For me, this issue is personal. In 2000, after having invested over $150 million in Donetsk Steel Works, I was told to leave. With the help of the Kyiv Post and the diplomatic community, I was able to withstand that attack. After that I had no problem until I took over the Kyiv Post. While there were requests through my Ukrainian employees to kill certain articles, we never gave in. In response, there was an effort to exert administrative pressure on my other business entities. Yet through all this we stood tall.
I believe that owning the Kyiv Post provided me with a degree of protection.
Since I sold the Kyiv Post, the vengeance has begun again.
Poroshenko’s language is more conservative. In 2014, Poroshenko was elected with an astonishing 54 percent in the first round by promising to introduce radical reforms, in line with the expectations of the Euromaidan that had just ousted former President Viktor Yanukovych. At that time, Poroshenko’s slogan was “Living in a new way.”
Now Poroshenko’s reformist and forward-looking rhetoric is much less visible.
First, opinion polls show large majorities against the election rhetoric of the Opposition Bloc, which promotes the elevation of the Russian language and integration into the Eurasian Union and opposes NATO and EU membership. Four years after Russia invaded Ukraine, only 7 percent of Ukrainians believe the war is due to the suppression of the Russian language. Support for Eurasian integration has collapsed. Russia is associated with "aggression" (66 percent), "cruelty" (57 percent), and "dictatorship" (57 percent). Backing for NATO has tripled and for EU membership solidified.
Second, Russia’s occupation of Crimea and parts of the Donbas have removed sixteen percent of voters from participating in Ukrainian elections. Paul D’Anieri’s study ("Gerrymandering Ukraine? Electoral Consequences of Occupation") published by East European Politics and Societies and Cultures shows the impact of the absence of these 3.75 million voters. Of these, 87 percent voted for Yanukovych in 2010; in other words, a quarter of Yanukovych’s voters now live under Russian occupation and cannot vote. This massively changes the landscape for the 2019 elections.
Today nothing but a hodgepodge of small memorials stands there, but with the 77th anniversary of the Babi Yar killings coming Saturday, that could change. In December 2015, Kyiv Mayor Vitaliy Klitschko formed an exploratory team that spent six months researching options for Babi Yar. The result was the establishment of a private foundation to develop the Babi Yar Holocaust Memorial Center (BYHMC).
To bring Klitschko's original vision to fruition, BYHMC will meet the highest international standards for historical accuracy.

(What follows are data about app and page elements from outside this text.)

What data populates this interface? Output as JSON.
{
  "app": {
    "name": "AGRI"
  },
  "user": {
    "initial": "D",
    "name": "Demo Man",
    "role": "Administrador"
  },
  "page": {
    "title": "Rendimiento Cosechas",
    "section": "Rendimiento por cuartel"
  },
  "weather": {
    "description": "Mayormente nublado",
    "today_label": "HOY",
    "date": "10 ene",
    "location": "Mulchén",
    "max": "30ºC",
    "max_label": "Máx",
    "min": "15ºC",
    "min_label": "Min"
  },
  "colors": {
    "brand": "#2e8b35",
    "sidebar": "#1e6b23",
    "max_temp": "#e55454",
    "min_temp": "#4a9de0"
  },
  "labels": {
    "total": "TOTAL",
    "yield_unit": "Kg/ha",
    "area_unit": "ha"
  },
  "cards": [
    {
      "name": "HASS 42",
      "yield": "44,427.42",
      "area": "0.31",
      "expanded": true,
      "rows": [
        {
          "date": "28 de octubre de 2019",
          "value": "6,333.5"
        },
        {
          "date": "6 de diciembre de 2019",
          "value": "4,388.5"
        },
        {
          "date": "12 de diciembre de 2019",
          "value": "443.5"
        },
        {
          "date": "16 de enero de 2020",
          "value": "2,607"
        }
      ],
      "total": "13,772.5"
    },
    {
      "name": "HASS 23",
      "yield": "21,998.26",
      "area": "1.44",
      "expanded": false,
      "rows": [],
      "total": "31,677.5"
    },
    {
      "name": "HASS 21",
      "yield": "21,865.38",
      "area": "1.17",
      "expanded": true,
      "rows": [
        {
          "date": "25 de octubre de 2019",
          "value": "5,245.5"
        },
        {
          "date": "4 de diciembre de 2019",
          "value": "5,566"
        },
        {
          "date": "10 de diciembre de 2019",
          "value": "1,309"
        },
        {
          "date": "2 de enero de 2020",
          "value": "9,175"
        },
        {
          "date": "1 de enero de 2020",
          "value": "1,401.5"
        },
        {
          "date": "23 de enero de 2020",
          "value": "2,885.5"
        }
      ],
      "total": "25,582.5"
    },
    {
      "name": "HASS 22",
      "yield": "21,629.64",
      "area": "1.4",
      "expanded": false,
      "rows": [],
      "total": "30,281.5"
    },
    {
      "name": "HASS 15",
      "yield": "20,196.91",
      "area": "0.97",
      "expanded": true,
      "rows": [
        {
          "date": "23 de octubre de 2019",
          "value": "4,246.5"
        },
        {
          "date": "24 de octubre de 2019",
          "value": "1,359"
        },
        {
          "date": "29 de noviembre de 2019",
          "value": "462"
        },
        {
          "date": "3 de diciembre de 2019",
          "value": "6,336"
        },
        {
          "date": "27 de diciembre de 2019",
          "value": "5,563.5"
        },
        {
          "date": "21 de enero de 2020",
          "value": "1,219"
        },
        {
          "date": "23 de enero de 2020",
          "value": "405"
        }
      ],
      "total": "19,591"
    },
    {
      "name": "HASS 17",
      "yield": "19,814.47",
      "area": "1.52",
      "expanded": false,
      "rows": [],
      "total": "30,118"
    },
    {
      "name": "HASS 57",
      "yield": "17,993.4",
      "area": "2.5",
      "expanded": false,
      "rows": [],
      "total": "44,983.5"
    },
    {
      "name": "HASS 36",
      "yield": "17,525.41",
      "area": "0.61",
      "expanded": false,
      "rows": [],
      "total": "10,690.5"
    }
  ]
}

One such example of sub-regional cooperation among neighbors recently took place.
Taruta, a Ukrainian oligarch from the Donbas, is trying to perform an uncanny yet common feint in Ukrainian politics. He is positioning himself as a “fresh face” in the upcoming 2019 parliamentary and presidential elections, even though he has been active in politics for twenty years.
The companies’ sanctions-busting behavior is driven by their commercial interests: they are reluctant to lose a significant share of the Russian market. According to Sergey Aksyonov, Crimea’s self-proclaimed prime minister, nearly 3,000 foreign firms are currently operating in Crimea. Aksenov has encouraged foreign companies to invest in Crimea, as there are ways companies can circumvent sanctions and conceal their identities.
In fact, there are several recurring techniques that Western companies use to avoid sanctions.
According to recent polls, Yulia Tymoshenko could expect almost 13 percent among decided voters if the election was held now, while her closest opponent, President Petro Poroshenko, is polling at 8.4 percent. In the meantime, Rabinovich and Yuriy Boyko of the Opposition Bloc are polling at 4.3 percent and 7.1 percent, respectively. Their possible agreement on a single candidate could put their politician in the second round. (No candidate is expected to win outright in the first round in March 2019.)
There are three wings in the negotiation process currently occurring in the pro-Russian camp.